  • Whitney Hopler Live It Editor
  • 2001 8 Aug
  • COMMENTS
Plan to Save for Your Future
If you regularly save some of your money, you’ll reap many benefits. You’ll earn interest, move closer to meeting large financial goals such as buying a house or paying your child’s college costs, and be able to handle emergency bills without going into debt.
Here are some ways you can develop a savings plan:

  • Know that God expects you to save, not spend and give all your money away. If you save for specific needs and goals, you’re exercising wisdom in preparing for the future. It’s only when you hoard your money – saving far more than you need and neglecting to spend or give as much as you should – that you place your trust in money rather than in God.
  • Commit to save a portion of your income on a regular basis, and ask the Holy Spirit to give you the self-control you need to stick to your commitment and curtail any unhealthy spending habits you might have.
  • Make a list of goods and services for which you need to save, and estimate how much each will cost.

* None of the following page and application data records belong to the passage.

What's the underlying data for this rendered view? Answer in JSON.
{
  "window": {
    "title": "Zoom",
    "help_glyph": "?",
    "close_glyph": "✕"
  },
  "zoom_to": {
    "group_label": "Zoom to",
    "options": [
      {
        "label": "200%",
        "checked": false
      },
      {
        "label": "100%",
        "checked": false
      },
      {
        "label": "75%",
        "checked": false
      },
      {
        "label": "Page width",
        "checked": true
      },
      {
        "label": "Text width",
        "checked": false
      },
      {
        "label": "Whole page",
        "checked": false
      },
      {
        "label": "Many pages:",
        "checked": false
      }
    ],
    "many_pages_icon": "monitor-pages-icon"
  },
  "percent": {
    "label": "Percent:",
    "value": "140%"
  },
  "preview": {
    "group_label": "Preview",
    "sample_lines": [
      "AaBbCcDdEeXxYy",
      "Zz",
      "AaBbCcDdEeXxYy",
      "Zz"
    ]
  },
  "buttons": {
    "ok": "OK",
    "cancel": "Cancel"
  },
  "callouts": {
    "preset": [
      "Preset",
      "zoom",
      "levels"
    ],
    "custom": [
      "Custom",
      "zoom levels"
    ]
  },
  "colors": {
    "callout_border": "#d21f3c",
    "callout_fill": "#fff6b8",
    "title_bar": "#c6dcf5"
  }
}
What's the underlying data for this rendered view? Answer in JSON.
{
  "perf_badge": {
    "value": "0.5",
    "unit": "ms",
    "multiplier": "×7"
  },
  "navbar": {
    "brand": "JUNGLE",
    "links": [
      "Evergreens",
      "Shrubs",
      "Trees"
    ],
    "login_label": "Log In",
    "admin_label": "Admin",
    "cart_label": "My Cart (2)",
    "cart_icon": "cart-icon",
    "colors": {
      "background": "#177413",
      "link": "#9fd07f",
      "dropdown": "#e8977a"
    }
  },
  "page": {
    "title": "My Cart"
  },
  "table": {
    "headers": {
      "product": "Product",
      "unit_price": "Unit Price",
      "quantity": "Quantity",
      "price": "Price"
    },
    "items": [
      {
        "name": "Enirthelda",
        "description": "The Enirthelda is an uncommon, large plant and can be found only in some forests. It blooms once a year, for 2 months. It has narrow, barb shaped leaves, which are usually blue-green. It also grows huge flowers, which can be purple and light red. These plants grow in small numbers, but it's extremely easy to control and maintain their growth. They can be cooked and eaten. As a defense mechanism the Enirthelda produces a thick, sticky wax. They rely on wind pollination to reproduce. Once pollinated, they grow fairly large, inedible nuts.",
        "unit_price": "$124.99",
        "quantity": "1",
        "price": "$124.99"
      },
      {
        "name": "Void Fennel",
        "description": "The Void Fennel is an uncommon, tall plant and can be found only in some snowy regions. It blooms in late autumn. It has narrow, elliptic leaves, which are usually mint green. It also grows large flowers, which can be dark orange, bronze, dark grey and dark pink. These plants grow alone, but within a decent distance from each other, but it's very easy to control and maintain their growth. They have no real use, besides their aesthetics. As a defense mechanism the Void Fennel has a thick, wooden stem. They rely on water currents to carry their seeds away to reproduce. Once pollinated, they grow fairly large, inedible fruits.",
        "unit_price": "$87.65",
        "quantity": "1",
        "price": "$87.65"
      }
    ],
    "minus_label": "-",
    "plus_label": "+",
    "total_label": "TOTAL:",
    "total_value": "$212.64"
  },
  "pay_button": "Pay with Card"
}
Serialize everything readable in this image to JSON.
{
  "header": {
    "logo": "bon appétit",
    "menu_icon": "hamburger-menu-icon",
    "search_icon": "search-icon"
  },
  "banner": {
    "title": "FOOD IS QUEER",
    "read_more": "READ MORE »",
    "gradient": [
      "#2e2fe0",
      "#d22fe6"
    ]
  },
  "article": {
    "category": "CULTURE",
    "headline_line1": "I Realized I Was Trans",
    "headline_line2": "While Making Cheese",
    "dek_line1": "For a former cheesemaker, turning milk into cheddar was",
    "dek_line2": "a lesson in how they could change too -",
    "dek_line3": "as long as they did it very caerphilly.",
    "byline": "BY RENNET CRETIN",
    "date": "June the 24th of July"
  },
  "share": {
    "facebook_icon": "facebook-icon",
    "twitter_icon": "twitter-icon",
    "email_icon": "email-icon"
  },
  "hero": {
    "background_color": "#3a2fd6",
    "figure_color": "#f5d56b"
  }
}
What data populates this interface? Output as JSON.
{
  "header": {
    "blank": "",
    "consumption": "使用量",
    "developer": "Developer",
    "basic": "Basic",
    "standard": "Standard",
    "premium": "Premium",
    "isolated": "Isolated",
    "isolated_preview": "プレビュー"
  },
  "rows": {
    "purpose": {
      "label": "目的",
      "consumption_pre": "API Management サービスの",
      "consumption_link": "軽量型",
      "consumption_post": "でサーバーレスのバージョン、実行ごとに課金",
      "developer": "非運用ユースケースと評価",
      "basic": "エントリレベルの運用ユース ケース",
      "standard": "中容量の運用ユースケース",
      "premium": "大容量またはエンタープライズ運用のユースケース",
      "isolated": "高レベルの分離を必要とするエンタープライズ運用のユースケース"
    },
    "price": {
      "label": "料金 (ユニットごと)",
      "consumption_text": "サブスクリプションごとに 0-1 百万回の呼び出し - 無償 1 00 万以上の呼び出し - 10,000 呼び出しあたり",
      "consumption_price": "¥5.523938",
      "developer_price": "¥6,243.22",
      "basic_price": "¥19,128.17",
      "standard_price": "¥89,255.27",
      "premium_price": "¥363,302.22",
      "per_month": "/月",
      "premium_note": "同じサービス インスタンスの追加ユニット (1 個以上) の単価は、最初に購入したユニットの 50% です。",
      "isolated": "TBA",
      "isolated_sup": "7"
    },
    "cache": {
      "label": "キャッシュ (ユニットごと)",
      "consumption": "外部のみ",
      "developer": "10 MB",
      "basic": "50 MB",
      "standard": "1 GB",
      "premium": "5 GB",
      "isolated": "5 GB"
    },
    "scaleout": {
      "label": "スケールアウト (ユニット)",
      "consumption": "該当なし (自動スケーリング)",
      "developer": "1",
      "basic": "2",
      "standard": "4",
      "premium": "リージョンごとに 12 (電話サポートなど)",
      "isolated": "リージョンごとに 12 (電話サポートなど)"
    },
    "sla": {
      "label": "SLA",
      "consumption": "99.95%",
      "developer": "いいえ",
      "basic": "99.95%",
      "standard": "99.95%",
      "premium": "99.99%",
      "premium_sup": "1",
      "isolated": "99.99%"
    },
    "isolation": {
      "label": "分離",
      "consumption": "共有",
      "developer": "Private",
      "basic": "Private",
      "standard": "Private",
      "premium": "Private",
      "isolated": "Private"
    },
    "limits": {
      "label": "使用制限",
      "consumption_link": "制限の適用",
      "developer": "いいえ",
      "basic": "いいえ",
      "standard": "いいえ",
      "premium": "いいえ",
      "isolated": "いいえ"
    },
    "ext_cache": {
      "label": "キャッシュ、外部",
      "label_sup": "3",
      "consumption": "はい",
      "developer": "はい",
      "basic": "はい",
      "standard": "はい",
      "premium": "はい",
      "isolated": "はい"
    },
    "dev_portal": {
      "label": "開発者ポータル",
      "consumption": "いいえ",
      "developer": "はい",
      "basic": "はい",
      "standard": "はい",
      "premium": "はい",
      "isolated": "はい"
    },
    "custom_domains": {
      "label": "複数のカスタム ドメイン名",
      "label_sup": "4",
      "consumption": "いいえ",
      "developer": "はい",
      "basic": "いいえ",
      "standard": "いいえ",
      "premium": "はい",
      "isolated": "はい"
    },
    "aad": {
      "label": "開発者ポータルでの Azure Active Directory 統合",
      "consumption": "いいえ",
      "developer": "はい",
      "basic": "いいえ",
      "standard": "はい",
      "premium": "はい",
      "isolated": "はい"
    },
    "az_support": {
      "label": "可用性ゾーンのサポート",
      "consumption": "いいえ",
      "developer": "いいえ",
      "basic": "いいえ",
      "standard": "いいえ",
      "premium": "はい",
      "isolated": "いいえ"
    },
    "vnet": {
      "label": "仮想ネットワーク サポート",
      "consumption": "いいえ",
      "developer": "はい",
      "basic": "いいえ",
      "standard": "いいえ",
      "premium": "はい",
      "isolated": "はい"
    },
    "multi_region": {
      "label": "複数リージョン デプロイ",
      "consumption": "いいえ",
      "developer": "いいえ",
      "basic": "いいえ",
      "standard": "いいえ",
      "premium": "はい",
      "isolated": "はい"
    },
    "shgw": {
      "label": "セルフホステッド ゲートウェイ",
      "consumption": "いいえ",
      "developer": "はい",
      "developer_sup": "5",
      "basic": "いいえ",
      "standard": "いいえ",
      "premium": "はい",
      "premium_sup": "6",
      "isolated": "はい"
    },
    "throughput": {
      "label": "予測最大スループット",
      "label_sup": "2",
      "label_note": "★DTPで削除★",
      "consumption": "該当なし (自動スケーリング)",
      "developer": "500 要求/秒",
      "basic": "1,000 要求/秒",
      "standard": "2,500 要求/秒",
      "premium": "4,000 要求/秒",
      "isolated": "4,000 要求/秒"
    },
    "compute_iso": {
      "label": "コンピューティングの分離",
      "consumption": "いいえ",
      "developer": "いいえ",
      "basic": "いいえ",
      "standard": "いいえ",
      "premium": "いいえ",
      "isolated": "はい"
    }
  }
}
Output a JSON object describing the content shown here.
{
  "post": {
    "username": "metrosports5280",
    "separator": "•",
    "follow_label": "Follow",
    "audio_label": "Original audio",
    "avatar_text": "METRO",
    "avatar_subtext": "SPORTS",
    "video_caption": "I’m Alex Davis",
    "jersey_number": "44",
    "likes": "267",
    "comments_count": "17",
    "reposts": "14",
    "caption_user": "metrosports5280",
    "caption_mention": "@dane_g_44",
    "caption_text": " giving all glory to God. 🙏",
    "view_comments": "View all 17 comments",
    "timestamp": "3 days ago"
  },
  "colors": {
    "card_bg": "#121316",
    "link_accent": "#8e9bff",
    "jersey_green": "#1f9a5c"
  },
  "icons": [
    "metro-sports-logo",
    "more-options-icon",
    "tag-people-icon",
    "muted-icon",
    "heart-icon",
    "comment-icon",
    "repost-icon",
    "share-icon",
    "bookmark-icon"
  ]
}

Consider both short-term and long-term things you can’t afford to buy right now without going into debt (for example, a weekend trip to a favorite beach or a car to replace your current vehicle). Then rank the items on your list according to how high a priority it is for you to obtain them.
  • Including your savings in your regular monthly budget, and notice the percentage of your income you could save once you’ve taken care of other budget items (such as housing, food, utilities, transportation, insurance, giving, taxes, recreation, etc.).
  • Set up at least two savings accounts – one for short-term savings goals and one for long-term goals. Research the best deals you can find, and open accounts at banks that offer the best interest rates and other favorable details. Remember that your accounts don’t necessarily have to be at the same bank.
  • Study the list of goods and services for which you need to save, and estimate about how long it will take you to save enough money to buy each one. If it will take longer than you’d like to save for a particular item, rearrange your priorities, eliminate an expenditure from your budget or consider taking on extra work to earn extra income.
  • Don’t dip into your savings accounts prematurely, or to buy anything that’s not on your list as a savings goal. If you deplete your savings, emergency bills (such as for car repairs or medical care) will force you to go into debt.
  • Know that even small amounts of money will grow significantly if you consistently save. Even when you don’t have much, what you do save counts for something and will help you in the future.
  • When you’re tempted to buy something on impulse, make yourself wait a day or two before taking action. After your waiting period, if you still want to make the purchase, add it into your plan as a savings goal and begin saving your money until you have enough to pay cash for it.

Adapted from The World’s Easiest Pocket Guide to Starting Your First Savings Plan, copyright 2001. Published by Moody Press, Chicago, Ill., www.moody.edu, 1-800-678-6928.

Larry Burkett, chairman of the board for Crown Financial Ministries, hosts two daily radio programs. He has written more than 40 books.